In an effort to make stem cell treatments more viable in the field of regenerative medicine, BioTime ($BTX) has developed a delivery system designed to mimic the function of human cells.
BioTime is looking to have its drug delivery system Renevia approved in Europe before it tackles FDA regulation in the U.S. The company expects to begin human trials by the end of March if the recently submitted Clinical Investigation Protocol (CIP) is successful.
Renevia is a type of hydrogel that resembles the network of molecules outside the human cell membrane, known as the extracellular matrix, according to the company. Injected as a liquid and combined with the stem cells, the hydrogel forms a tissuelike scaffold that anchors the new cells onto existing ones, allowing for more effective tissue regeneration.

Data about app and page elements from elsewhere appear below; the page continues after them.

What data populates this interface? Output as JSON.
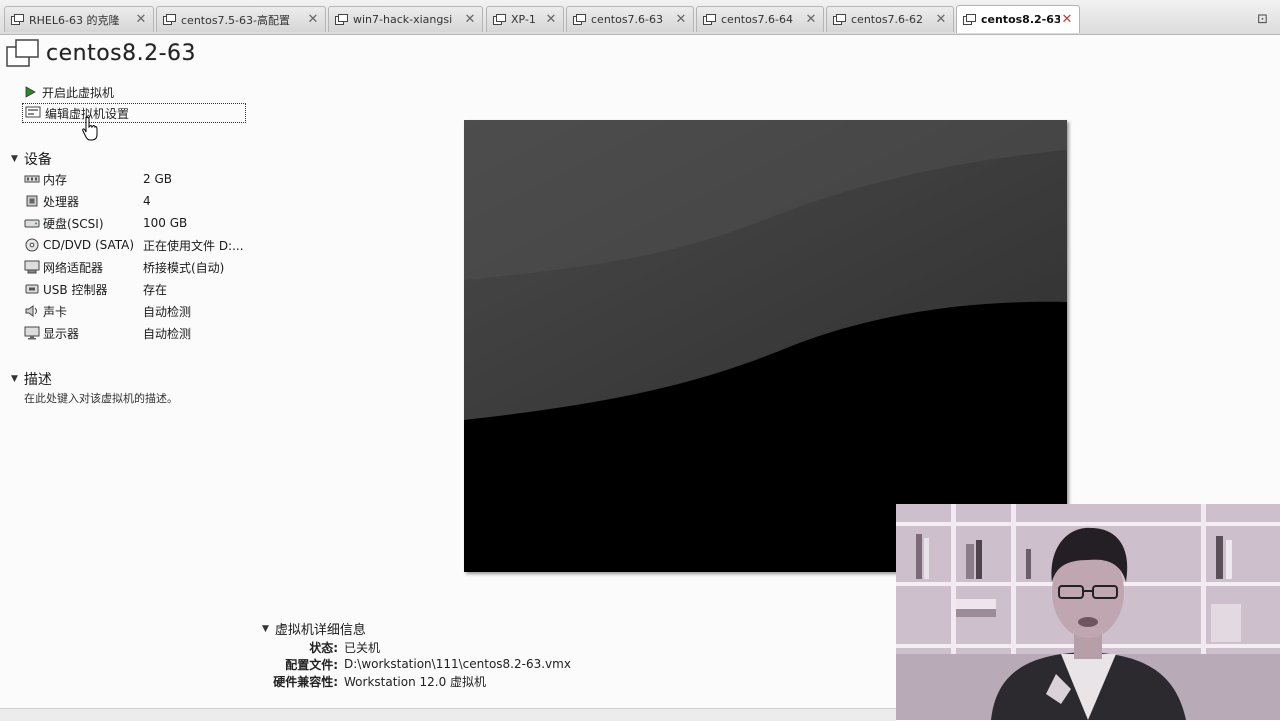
{
  "tabs": [
    {
      "label": "RHEL6-63 的克隆",
      "active": false
    },
    {
      "label": "centos7.5-63-高配置",
      "active": false
    },
    {
      "label": "win7-hack-xiangsi",
      "active": false
    },
    {
      "label": "XP-1",
      "active": false
    },
    {
      "label": "centos7.6-63",
      "active": false
    },
    {
      "label": "centos7.6-64",
      "active": false
    },
    {
      "label": "centos7.6-62",
      "active": false
    },
    {
      "label": "centos8.2-63",
      "active": true
    }
  ],
  "vm": {
    "title": "centos8.2-63"
  },
  "actions": {
    "power_on": "开启此虚拟机",
    "edit_settings": "编辑虚拟机设置"
  },
  "devices": {
    "header": "设备",
    "items": [
      {
        "icon": "memory-icon",
        "name": "内存",
        "value": "2 GB"
      },
      {
        "icon": "cpu-icon",
        "name": "处理器",
        "value": "4"
      },
      {
        "icon": "disk-icon",
        "name": "硬盘(SCSI)",
        "value": "100 GB"
      },
      {
        "icon": "cd-dvd-icon",
        "name": "CD/DVD (SATA)",
        "value": "正在使用文件 D:..."
      },
      {
        "icon": "network-icon",
        "name": "网络适配器",
        "value": "桥接模式(自动)"
      },
      {
        "icon": "usb-icon",
        "name": "USB 控制器",
        "value": "存在"
      },
      {
        "icon": "sound-icon",
        "name": "声卡",
        "value": "自动检测"
      },
      {
        "icon": "display-icon",
        "name": "显示器",
        "value": "自动检测"
      }
    ]
  },
  "description": {
    "header": "描述",
    "placeholder": "在此处键入对该虚拟机的描述。"
  },
  "details": {
    "header": "虚拟机详细信息",
    "rows": [
      {
        "key": "状态:",
        "value": "已关机"
      },
      {
        "key": "配置文件:",
        "value": "D:\\workstation\\111\\centos8.2-63.vmx"
      },
      {
        "key": "硬件兼容性:",
        "value": "Workstation 12.0 虚拟机"
      }
    ]
  },
  "colors": {
    "accent_close": "#c23b3b",
    "preview_bg": "#000000"
  }
}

In the CIP submitted to European regulatory authorities, Renevia's stated purpose is to restore subcutaneous tissue. BioTime expects the treatment to be used for injuries, cancer surgery and congenital defects, as well as restoration after plastic surgery. Hydrogels like Renevia are already used for academic research in regenerative medicine areas such as wounds, ischemic stroke, brain cancer, vocal fold scarring and heart attacks.